* _Directions_:
Check every line of the data and copy the ones where "icon" appears.

(Record extracts Opens)

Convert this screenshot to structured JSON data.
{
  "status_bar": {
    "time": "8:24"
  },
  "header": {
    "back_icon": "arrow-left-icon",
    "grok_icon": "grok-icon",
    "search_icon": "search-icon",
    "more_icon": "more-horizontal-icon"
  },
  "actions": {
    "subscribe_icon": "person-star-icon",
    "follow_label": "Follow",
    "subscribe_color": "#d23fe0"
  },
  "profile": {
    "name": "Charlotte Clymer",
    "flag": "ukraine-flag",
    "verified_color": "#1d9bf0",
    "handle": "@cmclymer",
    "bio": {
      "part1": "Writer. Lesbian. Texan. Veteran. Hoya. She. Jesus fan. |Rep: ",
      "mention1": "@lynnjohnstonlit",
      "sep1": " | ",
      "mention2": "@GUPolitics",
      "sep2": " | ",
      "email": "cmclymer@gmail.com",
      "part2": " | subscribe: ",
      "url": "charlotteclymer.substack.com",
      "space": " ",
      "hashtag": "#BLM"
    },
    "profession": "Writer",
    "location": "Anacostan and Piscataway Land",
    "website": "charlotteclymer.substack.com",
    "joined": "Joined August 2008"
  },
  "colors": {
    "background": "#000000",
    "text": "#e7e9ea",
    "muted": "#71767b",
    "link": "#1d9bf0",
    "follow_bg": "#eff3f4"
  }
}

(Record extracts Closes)

* _Answer for the task_:
    "back_icon": "arrow-left-icon",
    "grok_icon": "grok-icon",
    "search_icon": "search-icon",
    "more_icon": "more-horizontal-icon"
    "subscribe_icon": "person-star-icon",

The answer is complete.